DATA FOR REVIEW:

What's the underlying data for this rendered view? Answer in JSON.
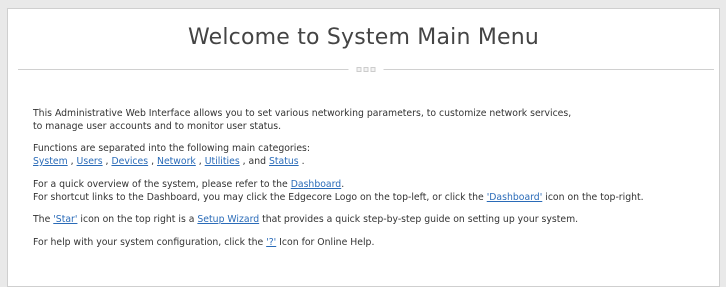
{
  "title": "Welcome to System Main Menu",
  "intro": {
    "line1": "This Administrative Web Interface allows you to set various networking parameters, to customize network services,",
    "line2": "to manage user accounts and to monitor user status."
  },
  "categories": {
    "text": "Functions are separated into the following main categories:",
    "system": "System",
    "sep1": " , ",
    "users": "Users",
    "sep2": " , ",
    "devices": "Devices",
    "sep3": " , ",
    "network": "Network",
    "sep4": " , ",
    "utilities": "Utilities",
    "sep5": " , and ",
    "status": "Status",
    "end": " ."
  },
  "dashboard": {
    "line1_pre": "For a quick overview of the system, please refer to the ",
    "line1_link": "Dashboard",
    "line1_post": ".",
    "line2_pre": "For shortcut links to the Dashboard, you may click the Edgecore Logo on the top-left, or click the ",
    "line2_link": "'Dashboard'",
    "line2_post": " icon on the top-right."
  },
  "star": {
    "pre": "The ",
    "link1": "'Star'",
    "mid": " icon on the top right is a ",
    "link2": "Setup Wizard",
    "post": " that provides a quick step-by-step guide on setting up your system."
  },
  "help": {
    "pre": "For help with your system configuration, click the ",
    "link": "'?'",
    "post": " Icon for Online Help."
  },
  "colors": {
    "link": "#2a6bb8",
    "text": "#333333",
    "title": "#444444"
  }
}
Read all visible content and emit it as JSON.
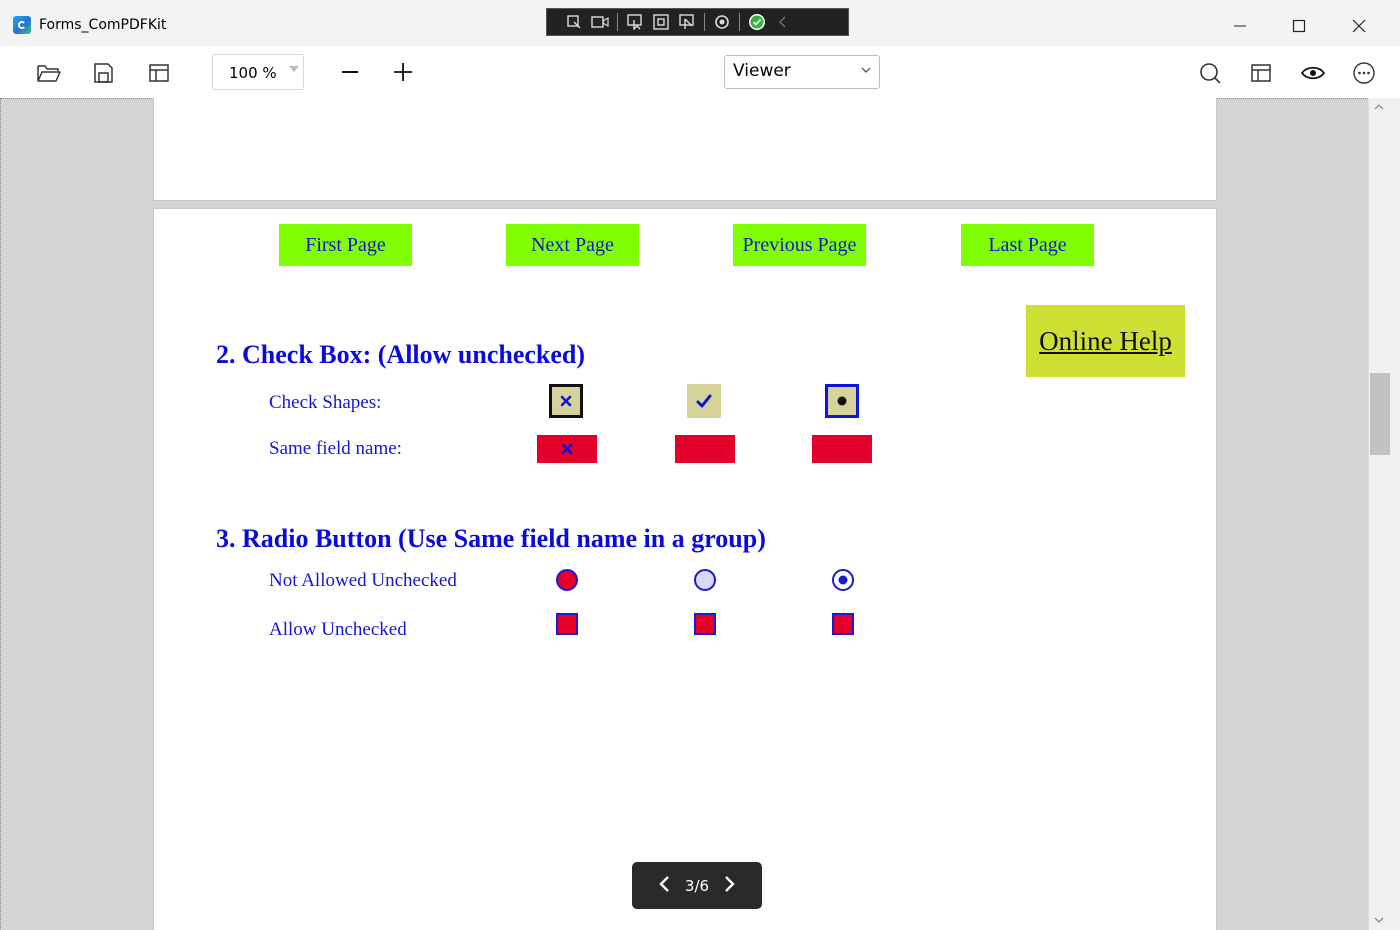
{
  "window": {
    "title": "Forms_ComPDFKit",
    "controls": [
      "minimize-icon",
      "maximize-icon",
      "close-icon"
    ]
  },
  "toolbar": {
    "zoom_value": "100 %",
    "view_mode": "Viewer",
    "left_icons": [
      "open-folder-icon",
      "save-icon",
      "layout-panel-icon"
    ],
    "right_icons": [
      "search-icon",
      "layout-panel-icon",
      "eye-icon",
      "more-icon"
    ]
  },
  "document": {
    "nav_buttons": [
      "First Page",
      "Next Page",
      "Previous Page",
      "Last Page"
    ],
    "help_button": "Online Help",
    "section2": {
      "heading": "2. Check Box: (Allow unchecked)",
      "row1_label": "Check Shapes:",
      "row2_label": "Same field name:",
      "check_shapes": [
        "cross",
        "check",
        "circle"
      ],
      "same_field_states": [
        "checked",
        "unchecked",
        "unchecked"
      ]
    },
    "section3": {
      "heading": "3. Radio Button (Use Same field name in a group)",
      "row1_label": "Not Allowed Unchecked",
      "row2_label": "Allow Unchecked"
    }
  },
  "pager": {
    "text": "3/6"
  },
  "colors": {
    "nav_button_bg": "#7fff00",
    "help_button_bg": "#cde033",
    "text_blue": "#0a0adf",
    "field_red": "#e4002b",
    "check_bg": "#d6d29c"
  }
}
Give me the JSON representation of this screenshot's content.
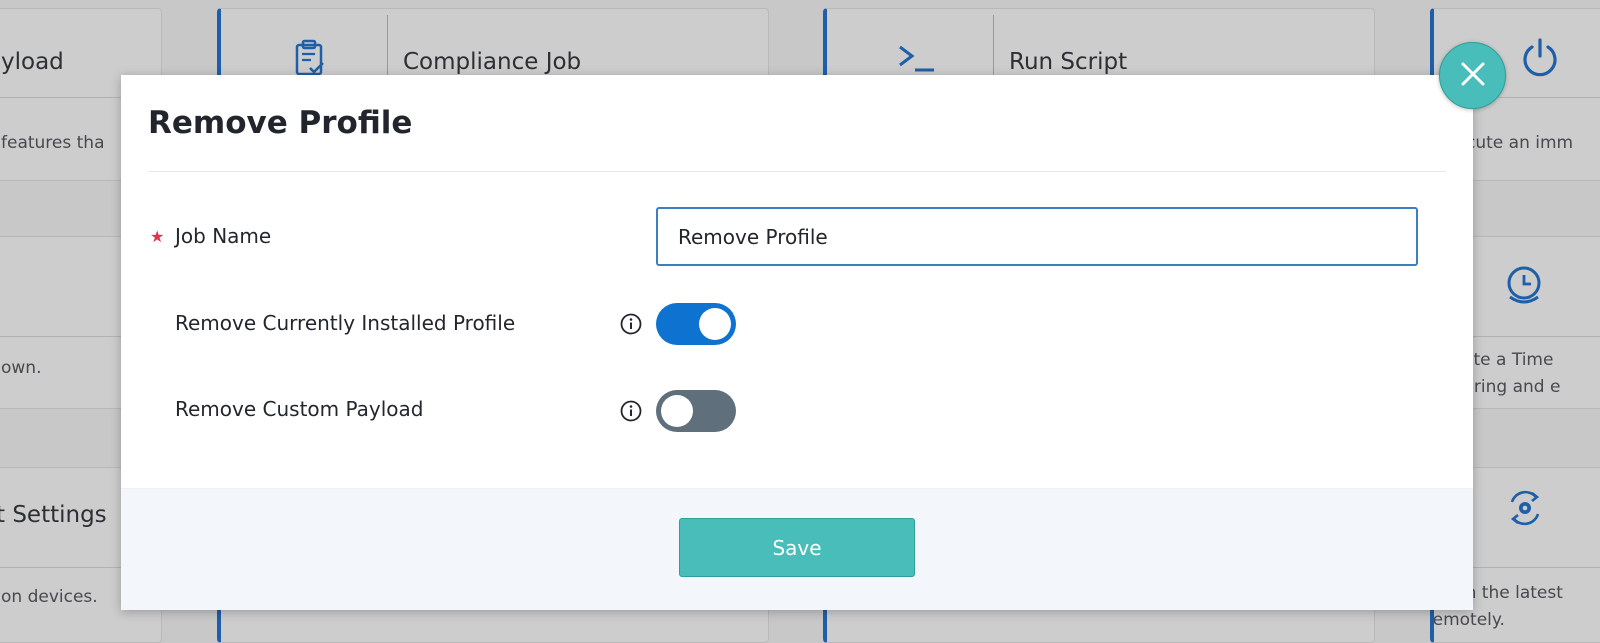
{
  "background": {
    "cards": [
      {
        "title": "yload",
        "desc": "features tha"
      },
      {
        "title": "Compliance Job",
        "desc": ""
      },
      {
        "title": "Run Script",
        "desc": ""
      },
      {
        "title": "",
        "desc": "xecute an imm"
      },
      {
        "title": "",
        "desc": "own."
      },
      {
        "title": "",
        "desc_line1": "reate a Time",
        "desc_line2": "ntering and e"
      },
      {
        "title": "t Settings",
        "desc": "on devices."
      },
      {
        "title": "",
        "desc_line1": "ush the latest",
        "desc_line2": "remotely."
      }
    ],
    "icons": {
      "compliance": "clipboard-check-icon",
      "script": "terminal-prompt-icon",
      "power": "power-icon",
      "timer": "timer-icon",
      "sync_settings": "sync-gear-icon"
    }
  },
  "modal": {
    "title": "Remove Profile",
    "fields": {
      "job_name": {
        "label": "Job Name",
        "value": "Remove Profile",
        "required": true
      },
      "remove_installed": {
        "label": "Remove Currently Installed Profile",
        "enabled": true
      },
      "remove_custom": {
        "label": "Remove Custom Payload",
        "enabled": false
      }
    },
    "save_label": "Save",
    "close_icon": "close-icon"
  },
  "colors": {
    "accent_blue": "#0e73d0",
    "teal": "#48bdb9",
    "toggle_off": "#5f6f7c",
    "required_star": "#e0344a"
  }
}
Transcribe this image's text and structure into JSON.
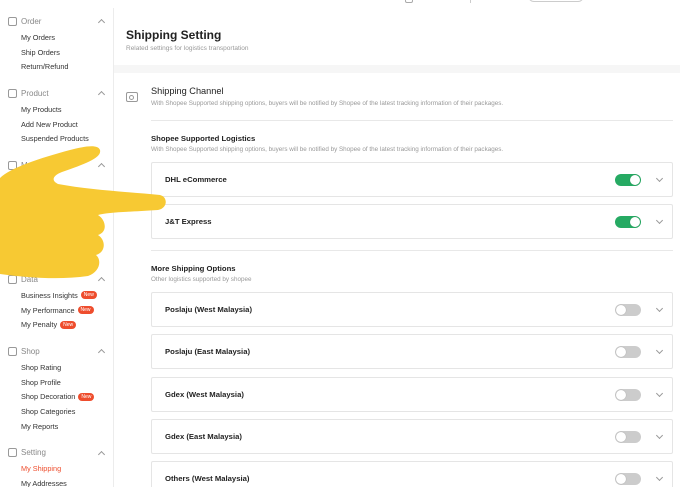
{
  "sidebar": {
    "sections": [
      {
        "title": "Order",
        "items": [
          {
            "label": "My Orders"
          },
          {
            "label": "Ship Orders"
          },
          {
            "label": "Return/Refund"
          }
        ]
      },
      {
        "title": "Product",
        "items": [
          {
            "label": "My Products"
          },
          {
            "label": "Add New Product"
          },
          {
            "label": "Suspended Products"
          }
        ]
      },
      {
        "title": "Marketing",
        "items": []
      },
      {
        "title": "Data",
        "items": [
          {
            "label": "Business Insights",
            "badge": "New"
          },
          {
            "label": "My Performance",
            "badge": "New"
          },
          {
            "label": "My Penalty",
            "badge": "New"
          }
        ]
      },
      {
        "title": "Shop",
        "items": [
          {
            "label": "Shop Rating"
          },
          {
            "label": "Shop Profile"
          },
          {
            "label": "Shop Decoration",
            "badge": "New"
          },
          {
            "label": "Shop Categories"
          },
          {
            "label": "My Reports"
          }
        ]
      },
      {
        "title": "Setting",
        "items": [
          {
            "label": "My Shipping",
            "active": true
          },
          {
            "label": "My Addresses"
          }
        ]
      }
    ]
  },
  "page": {
    "title": "Shipping Setting",
    "subtitle": "Related settings for logistics transportation"
  },
  "channel": {
    "title": "Shipping Channel",
    "description": "With Shopee Supported shipping options, buyers will be notified by Shopee of the latest tracking information of their packages."
  },
  "supported": {
    "title": "Shopee Supported Logistics",
    "description": "With Shopee Supported shipping options, buyers will be notified by Shopee of the latest tracking information of their packages.",
    "options": [
      {
        "name": "DHL eCommerce",
        "enabled": true
      },
      {
        "name": "J&T Express",
        "enabled": true
      }
    ]
  },
  "more": {
    "title": "More Shipping Options",
    "description": "Other logistics supported by shopee",
    "options": [
      {
        "name": "Poslaju (West Malaysia)",
        "enabled": false
      },
      {
        "name": "Poslaju (East Malaysia)",
        "enabled": false
      },
      {
        "name": "Gdex (West Malaysia)",
        "enabled": false
      },
      {
        "name": "Gdex (East Malaysia)",
        "enabled": false
      },
      {
        "name": "Others (West Malaysia)",
        "enabled": false
      }
    ]
  },
  "colors": {
    "accent": "#ee4d2d",
    "toggle_on": "#26aa63",
    "toggle_off": "#cccccc",
    "overlay": "#f7c933"
  }
}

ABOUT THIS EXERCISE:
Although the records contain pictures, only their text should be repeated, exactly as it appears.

ANSWER TO THE PROBLEM:
What's the underlying data for this rendered view? Answer in JSON.
{
  "title": "Welcome to System Main Menu",
  "intro": {
    "line1": "This Administrative Web Interface allows you to set various networking parameters, to customize network services,",
    "line2": "to manage user accounts and to monitor user status."
  },
  "categories": {
    "text": "Functions are separated into the following main categories:",
    "system": "System",
    "sep1": " , ",
    "users": "Users",
    "sep2": " , ",
    "devices": "Devices",
    "sep3": " , ",
    "network": "Network",
    "sep4": " , ",
    "utilities": "Utilities",
    "sep5": " , and ",
    "status": "Status",
    "end": " ."
  },
  "dashboard": {
    "line1_pre": "For a quick overview of the system, please refer to the ",
    "line1_link": "Dashboard",
    "line1_post": ".",
    "line2_pre": "For shortcut links to the Dashboard, you may click the Edgecore Logo on the top-left, or click the ",
    "line2_link": "'Dashboard'",
    "line2_post": " icon on the top-right."
  },
  "star": {
    "pre": "The ",
    "link1": "'Star'",
    "mid": " icon on the top right is a ",
    "link2": "Setup Wizard",
    "post": " that provides a quick step-by-step guide on setting up your system."
  },
  "help": {
    "pre": "For help with your system configuration, click the ",
    "link": "'?'",
    "post": " Icon for Online Help."
  },
  "colors": {
    "link": "#2a6bb8",
    "text": "#333333",
    "title": "#444444"
  }
}
Read all visible content and emit it as JSON.
{
  "window": {
    "title": "Forms_ComPDFKit",
    "controls": [
      "minimize-icon",
      "maximize-icon",
      "close-icon"
    ]
  },
  "toolbar": {
    "zoom_value": "100 %",
    "view_mode": "Viewer",
    "left_icons": [
      "open-folder-icon",
      "save-icon",
      "layout-panel-icon"
    ],
    "right_icons": [
      "search-icon",
      "layout-panel-icon",
      "eye-icon",
      "more-icon"
    ]
  },
  "document": {
    "nav_buttons": [
      "First Page",
      "Next Page",
      "Previous Page",
      "Last Page"
    ],
    "help_button": "Online Help",
    "section2": {
      "heading": "2. Check Box: (Allow unchecked)",
      "row1_label": "Check Shapes:",
      "row2_label": "Same field name:",
      "check_shapes": [
        "cross",
        "check",
        "circle"
      ],
      "same_field_states": [
        "checked",
        "unchecked",
        "unchecked"
      ]
    },
    "section3": {
      "heading": "3. Radio Button (Use Same field name in a group)",
      "row1_label": "Not Allowed Unchecked",
      "row2_label": "Allow Unchecked"
    }
  },
  "pager": {
    "text": "3/6"
  },
  "colors": {
    "nav_button_bg": "#7fff00",
    "help_button_bg": "#cde033",
    "text_blue": "#0a0adf",
    "field_red": "#e4002b",
    "check_bg": "#d6d29c"
  }
}
Give me the JSON representation of this screenshot's content.
{
  "background": {
    "cards": [
      {
        "title": "yload",
        "desc": "features tha"
      },
      {
        "title": "Compliance Job",
        "desc": ""
      },
      {
        "title": "Run Script",
        "desc": ""
      },
      {
        "title": "",
        "desc": "xecute an imm"
      },
      {
        "title": "",
        "desc": "own."
      },
      {
        "title": "",
        "desc_line1": "reate a Time",
        "desc_line2": "ntering and e"
      },
      {
        "title": "t Settings",
        "desc": "on devices."
      },
      {
        "title": "",
        "desc_line1": "ush the latest",
        "desc_line2": "remotely."
      }
    ],
    "icons": {
      "compliance": "clipboard-check-icon",
      "script": "terminal-prompt-icon",
      "power": "power-icon",
      "timer": "timer-icon",
      "sync_settings": "sync-gear-icon"
    }
  },
  "modal": {
    "title": "Remove Profile",
    "fields": {
      "job_name": {
        "label": "Job Name",
        "value": "Remove Profile",
        "required": true
      },
      "remove_installed": {
        "label": "Remove Currently Installed Profile",
        "enabled": true
      },
      "remove_custom": {
        "label": "Remove Custom Payload",
        "enabled": false
      }
    },
    "save_label": "Save",
    "close_icon": "close-icon"
  },
  "colors": {
    "accent_blue": "#0e73d0",
    "teal": "#48bdb9",
    "toggle_off": "#5f6f7c",
    "required_star": "#e0344a"
  }
}
Transcribe this image's text and structure into JSON.
{
  "sidebar": {
    "sections": [
      {
        "title": "Order",
        "items": [
          {
            "label": "My Orders"
          },
          {
            "label": "Ship Orders"
          },
          {
            "label": "Return/Refund"
          }
        ]
      },
      {
        "title": "Product",
        "items": [
          {
            "label": "My Products"
          },
          {
            "label": "Add New Product"
          },
          {
            "label": "Suspended Products"
          }
        ]
      },
      {
        "title": "Marketing",
        "items": []
      },
      {
        "title": "Data",
        "items": [
          {
            "label": "Business Insights",
            "badge": "New"
          },
          {
            "label": "My Performance",
            "badge": "New"
          },
          {
            "label": "My Penalty",
            "badge": "New"
          }
        ]
      },
      {
        "title": "Shop",
        "items": [
          {
            "label": "Shop Rating"
          },
          {
            "label": "Shop Profile"
          },
          {
            "label": "Shop Decoration",
            "badge": "New"
          },
          {
            "label": "Shop Categories"
          },
          {
            "label": "My Reports"
          }
        ]
      },
      {
        "title": "Setting",
        "items": [
          {
            "label": "My Shipping",
            "active": true
          },
          {
            "label": "My Addresses"
          }
        ]
      }
    ]
  },
  "page": {
    "title": "Shipping Setting",
    "subtitle": "Related settings for logistics transportation"
  },
  "channel": {
    "title": "Shipping Channel",
    "description": "With Shopee Supported shipping options, buyers will be notified by Shopee of the latest tracking information of their packages."
  },
  "supported": {
    "title": "Shopee Supported Logistics",
    "description": "With Shopee Supported shipping options, buyers will be notified by Shopee of the latest tracking information of their packages.",
    "options": [
      {
        "name": "DHL eCommerce",
        "enabled": true
      },
      {
        "name": "J&T Express",
        "enabled": true
      }
    ]
  },
  "more": {
    "title": "More Shipping Options",
    "description": "Other logistics supported by shopee",
    "options": [
      {
        "name": "Poslaju (West Malaysia)",
        "enabled": false
      },
      {
        "name": "Poslaju (East Malaysia)",
        "enabled": false
      },
      {
        "name": "Gdex (West Malaysia)",
        "enabled": false
      },
      {
        "name": "Gdex (East Malaysia)",
        "enabled": false
      },
      {
        "name": "Others (West Malaysia)",
        "enabled": false
      }
    ]
  },
  "colors": {
    "accent": "#ee4d2d",
    "toggle_on": "#26aa63",
    "toggle_off": "#cccccc",
    "overlay": "#f7c933"
  }
}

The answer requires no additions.